# [What the exercise asks]
No record may be left out; print them all verbatim.

Input material section start

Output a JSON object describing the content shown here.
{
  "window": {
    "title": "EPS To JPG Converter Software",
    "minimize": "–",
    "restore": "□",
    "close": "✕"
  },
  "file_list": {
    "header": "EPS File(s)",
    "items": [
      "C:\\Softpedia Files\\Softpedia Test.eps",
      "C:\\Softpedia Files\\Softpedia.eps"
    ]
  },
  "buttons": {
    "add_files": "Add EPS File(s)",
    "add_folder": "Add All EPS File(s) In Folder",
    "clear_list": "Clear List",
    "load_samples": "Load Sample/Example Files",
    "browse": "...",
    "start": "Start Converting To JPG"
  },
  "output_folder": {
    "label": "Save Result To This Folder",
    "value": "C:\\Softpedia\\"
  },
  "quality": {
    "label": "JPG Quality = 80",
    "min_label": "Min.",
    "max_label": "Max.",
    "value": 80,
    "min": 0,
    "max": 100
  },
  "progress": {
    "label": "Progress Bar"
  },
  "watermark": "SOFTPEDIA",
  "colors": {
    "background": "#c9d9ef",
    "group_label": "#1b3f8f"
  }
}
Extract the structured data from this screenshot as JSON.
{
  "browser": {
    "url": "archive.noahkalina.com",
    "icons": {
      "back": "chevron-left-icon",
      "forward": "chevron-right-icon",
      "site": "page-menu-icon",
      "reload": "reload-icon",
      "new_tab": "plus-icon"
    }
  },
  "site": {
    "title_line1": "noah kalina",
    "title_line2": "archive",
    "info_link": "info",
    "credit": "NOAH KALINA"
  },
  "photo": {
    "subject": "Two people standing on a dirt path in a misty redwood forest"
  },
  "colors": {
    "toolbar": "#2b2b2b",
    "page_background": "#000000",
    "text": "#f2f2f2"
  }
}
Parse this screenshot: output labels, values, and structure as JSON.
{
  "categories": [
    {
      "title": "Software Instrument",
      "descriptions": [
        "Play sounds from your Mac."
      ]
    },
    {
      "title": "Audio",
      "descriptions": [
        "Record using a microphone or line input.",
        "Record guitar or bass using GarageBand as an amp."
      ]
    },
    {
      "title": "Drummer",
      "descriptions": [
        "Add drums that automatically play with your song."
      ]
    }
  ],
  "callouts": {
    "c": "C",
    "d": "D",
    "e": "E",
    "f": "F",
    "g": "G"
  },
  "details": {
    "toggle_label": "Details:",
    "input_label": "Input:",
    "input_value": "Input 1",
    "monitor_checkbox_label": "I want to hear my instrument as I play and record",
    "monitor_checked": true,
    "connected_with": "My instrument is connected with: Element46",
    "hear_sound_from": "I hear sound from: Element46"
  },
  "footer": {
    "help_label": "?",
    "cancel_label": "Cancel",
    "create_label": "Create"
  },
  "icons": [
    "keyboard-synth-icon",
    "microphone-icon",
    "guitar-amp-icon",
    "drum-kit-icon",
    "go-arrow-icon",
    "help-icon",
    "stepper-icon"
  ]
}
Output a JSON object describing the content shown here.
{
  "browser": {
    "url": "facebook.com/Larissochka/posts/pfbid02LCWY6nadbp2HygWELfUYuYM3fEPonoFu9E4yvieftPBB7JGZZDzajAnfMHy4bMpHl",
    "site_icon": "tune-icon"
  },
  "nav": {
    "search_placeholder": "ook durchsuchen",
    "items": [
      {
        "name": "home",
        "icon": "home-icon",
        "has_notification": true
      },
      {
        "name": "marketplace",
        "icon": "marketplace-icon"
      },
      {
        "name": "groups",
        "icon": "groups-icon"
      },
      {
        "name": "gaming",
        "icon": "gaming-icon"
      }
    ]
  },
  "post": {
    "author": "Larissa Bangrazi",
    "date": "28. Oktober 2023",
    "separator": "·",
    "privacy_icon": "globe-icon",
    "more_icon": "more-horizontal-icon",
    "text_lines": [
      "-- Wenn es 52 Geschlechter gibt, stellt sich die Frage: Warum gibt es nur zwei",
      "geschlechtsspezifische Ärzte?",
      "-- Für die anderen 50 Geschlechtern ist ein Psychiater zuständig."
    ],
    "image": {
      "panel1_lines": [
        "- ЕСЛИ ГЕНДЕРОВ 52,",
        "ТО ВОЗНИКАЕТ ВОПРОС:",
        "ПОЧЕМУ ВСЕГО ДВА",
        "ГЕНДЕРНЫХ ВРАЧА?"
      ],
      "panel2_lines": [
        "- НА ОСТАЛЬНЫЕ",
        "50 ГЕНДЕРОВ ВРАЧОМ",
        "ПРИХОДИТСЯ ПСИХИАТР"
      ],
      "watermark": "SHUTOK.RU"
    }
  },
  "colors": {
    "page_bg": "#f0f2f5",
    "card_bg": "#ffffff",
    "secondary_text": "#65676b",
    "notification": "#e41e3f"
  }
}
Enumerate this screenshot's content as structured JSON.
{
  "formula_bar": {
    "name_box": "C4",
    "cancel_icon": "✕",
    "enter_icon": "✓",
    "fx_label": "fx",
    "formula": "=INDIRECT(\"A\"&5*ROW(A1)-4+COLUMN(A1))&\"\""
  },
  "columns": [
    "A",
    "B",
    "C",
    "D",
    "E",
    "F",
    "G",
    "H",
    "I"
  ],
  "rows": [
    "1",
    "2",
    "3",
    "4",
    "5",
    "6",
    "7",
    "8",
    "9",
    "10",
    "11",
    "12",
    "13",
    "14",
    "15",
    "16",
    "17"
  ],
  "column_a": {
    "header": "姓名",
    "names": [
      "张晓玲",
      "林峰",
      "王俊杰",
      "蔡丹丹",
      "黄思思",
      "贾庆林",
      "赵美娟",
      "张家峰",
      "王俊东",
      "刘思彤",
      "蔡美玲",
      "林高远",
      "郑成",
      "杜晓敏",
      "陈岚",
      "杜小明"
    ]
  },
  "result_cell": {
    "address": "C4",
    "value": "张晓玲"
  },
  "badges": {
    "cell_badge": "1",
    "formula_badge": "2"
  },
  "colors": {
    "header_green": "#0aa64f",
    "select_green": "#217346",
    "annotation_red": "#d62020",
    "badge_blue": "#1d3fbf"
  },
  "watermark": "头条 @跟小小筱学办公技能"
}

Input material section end

# [Result of the task]
Output a JSON object describing the content shown here.
{
  "window": {
    "title": "EPS To JPG Converter Software",
    "minimize": "–",
    "restore": "□",
    "close": "✕"
  },
  "file_list": {
    "header": "EPS File(s)",
    "items": [
      "C:\\Softpedia Files\\Softpedia Test.eps",
      "C:\\Softpedia Files\\Softpedia.eps"
    ]
  },
  "buttons": {
    "add_files": "Add EPS File(s)",
    "add_folder": "Add All EPS File(s) In Folder",
    "clear_list": "Clear List",
    "load_samples": "Load Sample/Example Files",
    "browse": "...",
    "start": "Start Converting To JPG"
  },
  "output_folder": {
    "label": "Save Result To This Folder",
    "value": "C:\\Softpedia\\"
  },
  "quality": {
    "label": "JPG Quality = 80",
    "min_label": "Min.",
    "max_label": "Max.",
    "value": 80,
    "min": 0,
    "max": 100
  },
  "progress": {
    "label": "Progress Bar"
  },
  "watermark": "SOFTPEDIA",
  "colors": {
    "background": "#c9d9ef",
    "group_label": "#1b3f8f"
  }
}
Extract the structured data from this screenshot as JSON.
{
  "browser": {
    "url": "archive.noahkalina.com",
    "icons": {
      "back": "chevron-left-icon",
      "forward": "chevron-right-icon",
      "site": "page-menu-icon",
      "reload": "reload-icon",
      "new_tab": "plus-icon"
    }
  },
  "site": {
    "title_line1": "noah kalina",
    "title_line2": "archive",
    "info_link": "info",
    "credit": "NOAH KALINA"
  },
  "photo": {
    "subject": "Two people standing on a dirt path in a misty redwood forest"
  },
  "colors": {
    "toolbar": "#2b2b2b",
    "page_background": "#000000",
    "text": "#f2f2f2"
  }
}
Parse this screenshot: output labels, values, and structure as JSON.
{
  "categories": [
    {
      "title": "Software Instrument",
      "descriptions": [
        "Play sounds from your Mac."
      ]
    },
    {
      "title": "Audio",
      "descriptions": [
        "Record using a microphone or line input.",
        "Record guitar or bass using GarageBand as an amp."
      ]
    },
    {
      "title": "Drummer",
      "descriptions": [
        "Add drums that automatically play with your song."
      ]
    }
  ],
  "callouts": {
    "c": "C",
    "d": "D",
    "e": "E",
    "f": "F",
    "g": "G"
  },
  "details": {
    "toggle_label": "Details:",
    "input_label": "Input:",
    "input_value": "Input 1",
    "monitor_checkbox_label": "I want to hear my instrument as I play and record",
    "monitor_checked": true,
    "connected_with": "My instrument is connected with: Element46",
    "hear_sound_from": "I hear sound from: Element46"
  },
  "footer": {
    "help_label": "?",
    "cancel_label": "Cancel",
    "create_label": "Create"
  },
  "icons": [
    "keyboard-synth-icon",
    "microphone-icon",
    "guitar-amp-icon",
    "drum-kit-icon",
    "go-arrow-icon",
    "help-icon",
    "stepper-icon"
  ]
}
Output a JSON object describing the content shown here.
{
  "browser": {
    "url": "facebook.com/Larissochka/posts/pfbid02LCWY6nadbp2HygWELfUYuYM3fEPonoFu9E4yvieftPBB7JGZZDzajAnfMHy4bMpHl",
    "site_icon": "tune-icon"
  },
  "nav": {
    "search_placeholder": "ook durchsuchen",
    "items": [
      {
        "name": "home",
        "icon": "home-icon",
        "has_notification": true
      },
      {
        "name": "marketplace",
        "icon": "marketplace-icon"
      },
      {
        "name": "groups",
        "icon": "groups-icon"
      },
      {
        "name": "gaming",
        "icon": "gaming-icon"
      }
    ]
  },
  "post": {
    "author": "Larissa Bangrazi",
    "date": "28. Oktober 2023",
    "separator": "·",
    "privacy_icon": "globe-icon",
    "more_icon": "more-horizontal-icon",
    "text_lines": [
      "-- Wenn es 52 Geschlechter gibt, stellt sich die Frage: Warum gibt es nur zwei",
      "geschlechtsspezifische Ärzte?",
      "-- Für die anderen 50 Geschlechtern ist ein Psychiater zuständig."
    ],
    "image": {
      "panel1_lines": [
        "- ЕСЛИ ГЕНДЕРОВ 52,",
        "ТО ВОЗНИКАЕТ ВОПРОС:",
        "ПОЧЕМУ ВСЕГО ДВА",
        "ГЕНДЕРНЫХ ВРАЧА?"
      ],
      "panel2_lines": [
        "- НА ОСТАЛЬНЫЕ",
        "50 ГЕНДЕРОВ ВРАЧОМ",
        "ПРИХОДИТСЯ ПСИХИАТР"
      ],
      "watermark": "SHUTOK.RU"
    }
  },
  "colors": {
    "page_bg": "#f0f2f5",
    "card_bg": "#ffffff",
    "secondary_text": "#65676b",
    "notification": "#e41e3f"
  }
}
Enumerate this screenshot's content as structured JSON.
{
  "formula_bar": {
    "name_box": "C4",
    "cancel_icon": "✕",
    "enter_icon": "✓",
    "fx_label": "fx",
    "formula": "=INDIRECT(\"A\"&5*ROW(A1)-4+COLUMN(A1))&\"\""
  },
  "columns": [
    "A",
    "B",
    "C",
    "D",
    "E",
    "F",
    "G",
    "H",
    "I"
  ],
  "rows": [
    "1",
    "2",
    "3",
    "4",
    "5",
    "6",
    "7",
    "8",
    "9",
    "10",
    "11",
    "12",
    "13",
    "14",
    "15",
    "16",
    "17"
  ],
  "column_a": {
    "header": "姓名",
    "names": [
      "张晓玲",
      "林峰",
      "王俊杰",
      "蔡丹丹",
      "黄思思",
      "贾庆林",
      "赵美娟",
      "张家峰",
      "王俊东",
      "刘思彤",
      "蔡美玲",
      "林高远",
      "郑成",
      "杜晓敏",
      "陈岚",
      "杜小明"
    ]
  },
  "result_cell": {
    "address": "C4",
    "value": "张晓玲"
  },
  "badges": {
    "cell_badge": "1",
    "formula_badge": "2"
  },
  "colors": {
    "header_green": "#0aa64f",
    "select_green": "#217346",
    "annotation_red": "#d62020",
    "badge_blue": "#1d3fbf"
  },
  "watermark": "头条 @跟小小筱学办公技能"
}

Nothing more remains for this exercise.